Analyse the experimental evidence gathered about black body radiation, including Wien’s Law related to Planck’s contribution to a changed model of light
- Black Body: A hypothetical object that absorbs all incoming radiation.
- A practical example of an item that resembles a black body is a small hole in a box with a black interior.
- When a black body becomes warmer than its surroundings, it becomes a perfect emitter.
- Black Body Radiation: Electromagnetic radiation that is emitted by a black body.
- The radiation emitted from a black body extends over all wavelengths of the electromagnetic spectrum.
- Classical theory predicted that the intensity of radiation would increase indefinitely as wavelengths
- However, experimental results showed that intensity peaked at a wavelength characteristic of the temperature of the black body.
- Moreover, it also showed the wavelength of peak intensity of radiation emitted by a black body decreases as the temperature of the body increases.
- This wavelength of peak intensity only depends on the temperature of the body.
- This relation is defined as Wien’s Law : , where b = 2.9 x 10-3 Km
– Plank’s proposal of a new model
- The contradiction between classical theory and experimental results was resolved by Max Planck.
- Planck proposed that radiant energy may be treated statistically as if it were exchanged in multiples of a certain discrete amount, or quanta.
- Each frequency of radiation has a characteristic quantum of energy.
- This is given by the equation: E = hf
- E = energy in joules (J)
- h = a constant, now known as Planck’s constant (6.63 x 10-34 J s)
- f = frequency in hertz (Hz)

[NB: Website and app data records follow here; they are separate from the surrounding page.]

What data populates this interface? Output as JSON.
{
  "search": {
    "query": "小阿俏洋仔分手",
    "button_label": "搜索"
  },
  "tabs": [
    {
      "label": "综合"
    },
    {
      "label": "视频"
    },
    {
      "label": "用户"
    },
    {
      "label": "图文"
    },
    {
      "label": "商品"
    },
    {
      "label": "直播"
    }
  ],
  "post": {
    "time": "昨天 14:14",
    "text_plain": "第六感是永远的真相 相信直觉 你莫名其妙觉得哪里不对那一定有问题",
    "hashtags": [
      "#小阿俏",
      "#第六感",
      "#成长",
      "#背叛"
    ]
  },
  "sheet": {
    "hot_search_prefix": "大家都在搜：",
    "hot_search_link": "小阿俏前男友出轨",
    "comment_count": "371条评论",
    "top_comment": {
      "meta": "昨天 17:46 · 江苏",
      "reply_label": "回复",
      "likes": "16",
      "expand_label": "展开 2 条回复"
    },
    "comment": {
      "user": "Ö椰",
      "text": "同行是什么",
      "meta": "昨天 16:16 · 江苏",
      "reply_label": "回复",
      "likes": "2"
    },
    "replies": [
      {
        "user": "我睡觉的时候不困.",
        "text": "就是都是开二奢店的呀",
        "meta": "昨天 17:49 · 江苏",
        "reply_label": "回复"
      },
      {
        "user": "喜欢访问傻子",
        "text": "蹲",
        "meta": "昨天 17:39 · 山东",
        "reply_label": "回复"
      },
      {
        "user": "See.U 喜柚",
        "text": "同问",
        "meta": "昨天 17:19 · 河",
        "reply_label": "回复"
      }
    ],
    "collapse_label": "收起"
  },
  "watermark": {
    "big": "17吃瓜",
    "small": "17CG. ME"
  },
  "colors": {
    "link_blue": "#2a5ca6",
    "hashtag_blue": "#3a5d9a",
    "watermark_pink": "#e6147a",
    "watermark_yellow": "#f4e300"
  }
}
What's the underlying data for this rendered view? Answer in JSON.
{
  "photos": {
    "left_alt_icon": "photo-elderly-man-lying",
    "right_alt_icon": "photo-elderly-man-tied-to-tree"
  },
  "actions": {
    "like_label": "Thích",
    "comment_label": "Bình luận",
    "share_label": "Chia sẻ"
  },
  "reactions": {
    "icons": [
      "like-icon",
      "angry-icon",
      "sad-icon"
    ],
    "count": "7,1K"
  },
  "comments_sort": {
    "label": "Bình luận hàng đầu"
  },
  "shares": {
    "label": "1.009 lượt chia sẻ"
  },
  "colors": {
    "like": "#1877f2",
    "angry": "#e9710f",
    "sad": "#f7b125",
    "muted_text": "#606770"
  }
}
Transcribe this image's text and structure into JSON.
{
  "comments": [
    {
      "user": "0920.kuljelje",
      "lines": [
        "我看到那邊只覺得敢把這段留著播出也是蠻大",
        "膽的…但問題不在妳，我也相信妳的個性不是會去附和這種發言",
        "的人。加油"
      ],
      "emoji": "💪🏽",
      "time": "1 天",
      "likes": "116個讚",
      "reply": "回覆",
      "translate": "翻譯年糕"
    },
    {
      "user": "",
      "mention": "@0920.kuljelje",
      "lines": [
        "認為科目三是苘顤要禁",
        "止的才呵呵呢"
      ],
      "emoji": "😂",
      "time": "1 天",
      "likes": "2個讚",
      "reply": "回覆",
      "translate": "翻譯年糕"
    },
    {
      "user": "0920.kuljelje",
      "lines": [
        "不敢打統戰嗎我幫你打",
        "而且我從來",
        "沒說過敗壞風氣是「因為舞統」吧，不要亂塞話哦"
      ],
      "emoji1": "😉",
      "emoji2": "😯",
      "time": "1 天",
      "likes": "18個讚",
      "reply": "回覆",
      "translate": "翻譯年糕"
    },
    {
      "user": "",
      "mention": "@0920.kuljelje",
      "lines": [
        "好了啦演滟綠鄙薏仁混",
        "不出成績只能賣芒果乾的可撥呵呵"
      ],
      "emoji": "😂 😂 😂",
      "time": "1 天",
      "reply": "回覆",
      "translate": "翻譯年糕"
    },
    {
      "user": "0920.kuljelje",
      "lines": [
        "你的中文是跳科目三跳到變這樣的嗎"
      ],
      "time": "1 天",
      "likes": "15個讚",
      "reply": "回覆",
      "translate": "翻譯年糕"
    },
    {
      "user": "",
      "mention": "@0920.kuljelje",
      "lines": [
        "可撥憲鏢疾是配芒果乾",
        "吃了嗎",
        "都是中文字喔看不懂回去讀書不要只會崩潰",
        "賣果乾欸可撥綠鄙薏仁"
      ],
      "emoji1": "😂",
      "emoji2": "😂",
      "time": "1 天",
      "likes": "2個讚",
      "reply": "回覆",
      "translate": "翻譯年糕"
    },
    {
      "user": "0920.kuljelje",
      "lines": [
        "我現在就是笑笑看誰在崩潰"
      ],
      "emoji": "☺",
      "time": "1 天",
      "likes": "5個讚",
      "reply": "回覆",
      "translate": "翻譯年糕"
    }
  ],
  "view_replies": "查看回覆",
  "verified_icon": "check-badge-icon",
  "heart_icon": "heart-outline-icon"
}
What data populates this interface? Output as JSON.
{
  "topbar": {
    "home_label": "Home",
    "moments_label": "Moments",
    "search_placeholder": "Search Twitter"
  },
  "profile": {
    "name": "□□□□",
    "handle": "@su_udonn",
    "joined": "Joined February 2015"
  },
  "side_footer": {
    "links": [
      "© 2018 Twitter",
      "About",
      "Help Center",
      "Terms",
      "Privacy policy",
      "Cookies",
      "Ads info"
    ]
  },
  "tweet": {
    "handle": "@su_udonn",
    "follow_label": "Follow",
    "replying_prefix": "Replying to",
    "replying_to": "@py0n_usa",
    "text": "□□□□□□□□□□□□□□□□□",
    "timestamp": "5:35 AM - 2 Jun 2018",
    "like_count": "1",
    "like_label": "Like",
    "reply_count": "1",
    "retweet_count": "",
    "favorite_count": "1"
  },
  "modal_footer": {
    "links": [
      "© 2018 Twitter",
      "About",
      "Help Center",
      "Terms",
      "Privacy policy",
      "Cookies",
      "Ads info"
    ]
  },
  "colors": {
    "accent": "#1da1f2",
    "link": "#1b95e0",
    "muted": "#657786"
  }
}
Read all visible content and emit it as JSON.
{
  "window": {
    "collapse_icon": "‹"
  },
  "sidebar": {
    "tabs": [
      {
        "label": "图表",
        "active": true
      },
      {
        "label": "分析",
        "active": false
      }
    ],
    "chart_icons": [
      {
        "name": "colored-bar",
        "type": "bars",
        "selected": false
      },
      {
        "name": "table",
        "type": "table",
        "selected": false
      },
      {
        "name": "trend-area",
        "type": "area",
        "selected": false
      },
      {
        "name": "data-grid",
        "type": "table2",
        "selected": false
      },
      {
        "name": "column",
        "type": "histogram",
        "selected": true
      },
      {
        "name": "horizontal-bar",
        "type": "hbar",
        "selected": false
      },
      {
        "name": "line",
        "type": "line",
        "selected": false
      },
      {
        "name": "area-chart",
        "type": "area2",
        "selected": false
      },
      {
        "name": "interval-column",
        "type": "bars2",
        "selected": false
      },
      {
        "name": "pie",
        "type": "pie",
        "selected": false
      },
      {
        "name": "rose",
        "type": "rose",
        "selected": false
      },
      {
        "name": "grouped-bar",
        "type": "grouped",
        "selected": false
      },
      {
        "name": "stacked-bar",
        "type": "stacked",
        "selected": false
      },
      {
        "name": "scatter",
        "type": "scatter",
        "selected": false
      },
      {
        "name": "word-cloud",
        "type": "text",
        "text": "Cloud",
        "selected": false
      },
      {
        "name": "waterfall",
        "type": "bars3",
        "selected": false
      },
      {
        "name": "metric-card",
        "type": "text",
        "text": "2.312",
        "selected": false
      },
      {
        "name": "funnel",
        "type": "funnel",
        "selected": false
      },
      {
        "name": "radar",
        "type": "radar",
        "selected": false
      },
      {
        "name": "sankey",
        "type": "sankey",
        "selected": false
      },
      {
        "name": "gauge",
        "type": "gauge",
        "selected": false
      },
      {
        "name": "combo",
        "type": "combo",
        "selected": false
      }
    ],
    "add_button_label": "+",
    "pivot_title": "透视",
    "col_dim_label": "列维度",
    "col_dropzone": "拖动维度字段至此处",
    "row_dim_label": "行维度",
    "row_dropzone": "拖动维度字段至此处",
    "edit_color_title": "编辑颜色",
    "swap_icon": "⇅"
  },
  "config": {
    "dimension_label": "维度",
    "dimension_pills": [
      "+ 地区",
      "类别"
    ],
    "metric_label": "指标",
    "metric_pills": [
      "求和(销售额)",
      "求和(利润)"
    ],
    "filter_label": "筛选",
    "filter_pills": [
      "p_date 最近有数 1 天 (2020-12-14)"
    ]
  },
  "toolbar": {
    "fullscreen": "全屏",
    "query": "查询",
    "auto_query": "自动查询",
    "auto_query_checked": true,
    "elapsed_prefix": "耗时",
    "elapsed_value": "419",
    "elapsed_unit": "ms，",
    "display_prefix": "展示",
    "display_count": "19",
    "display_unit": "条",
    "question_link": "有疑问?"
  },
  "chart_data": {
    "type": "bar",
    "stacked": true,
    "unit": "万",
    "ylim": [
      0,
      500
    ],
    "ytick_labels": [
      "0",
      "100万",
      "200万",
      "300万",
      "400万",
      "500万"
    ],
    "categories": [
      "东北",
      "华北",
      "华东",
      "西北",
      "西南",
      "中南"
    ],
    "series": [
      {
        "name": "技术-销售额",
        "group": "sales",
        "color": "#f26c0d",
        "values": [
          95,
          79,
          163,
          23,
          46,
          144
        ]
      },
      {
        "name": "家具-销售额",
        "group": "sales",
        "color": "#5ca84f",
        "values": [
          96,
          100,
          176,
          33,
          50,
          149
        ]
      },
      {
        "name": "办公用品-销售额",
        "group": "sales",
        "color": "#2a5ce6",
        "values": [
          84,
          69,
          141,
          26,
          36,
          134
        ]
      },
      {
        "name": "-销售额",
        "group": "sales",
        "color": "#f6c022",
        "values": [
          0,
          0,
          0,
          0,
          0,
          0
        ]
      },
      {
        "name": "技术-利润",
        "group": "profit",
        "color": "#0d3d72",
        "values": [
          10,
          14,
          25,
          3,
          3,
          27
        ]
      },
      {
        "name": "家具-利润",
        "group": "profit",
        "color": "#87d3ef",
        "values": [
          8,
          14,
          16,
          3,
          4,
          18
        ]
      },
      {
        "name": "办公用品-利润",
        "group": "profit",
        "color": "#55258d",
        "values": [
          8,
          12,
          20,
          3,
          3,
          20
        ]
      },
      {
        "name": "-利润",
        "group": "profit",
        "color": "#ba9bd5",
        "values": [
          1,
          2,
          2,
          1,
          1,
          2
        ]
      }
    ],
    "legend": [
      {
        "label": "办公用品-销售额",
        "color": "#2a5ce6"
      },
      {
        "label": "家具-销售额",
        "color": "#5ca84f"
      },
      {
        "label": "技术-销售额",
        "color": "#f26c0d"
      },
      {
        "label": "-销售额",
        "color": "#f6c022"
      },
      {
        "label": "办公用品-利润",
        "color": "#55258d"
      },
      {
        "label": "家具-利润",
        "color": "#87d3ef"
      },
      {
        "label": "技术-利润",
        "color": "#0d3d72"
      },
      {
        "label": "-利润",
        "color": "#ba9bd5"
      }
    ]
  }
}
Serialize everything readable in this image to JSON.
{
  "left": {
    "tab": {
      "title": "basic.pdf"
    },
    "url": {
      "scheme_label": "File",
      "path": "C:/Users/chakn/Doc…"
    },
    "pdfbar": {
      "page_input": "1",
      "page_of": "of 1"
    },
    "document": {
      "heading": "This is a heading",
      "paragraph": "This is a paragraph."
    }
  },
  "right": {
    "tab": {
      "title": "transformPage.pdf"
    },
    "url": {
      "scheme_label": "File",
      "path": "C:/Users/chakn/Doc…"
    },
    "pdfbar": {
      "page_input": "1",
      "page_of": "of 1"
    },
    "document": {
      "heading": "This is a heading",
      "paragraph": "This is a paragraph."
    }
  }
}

- This assumption allowed Plank to reproduce the results obtained experimentally from theory.
Extract from Physics Stage 6 Syllabus © 2017 NSW Education Standards Authority (NESA)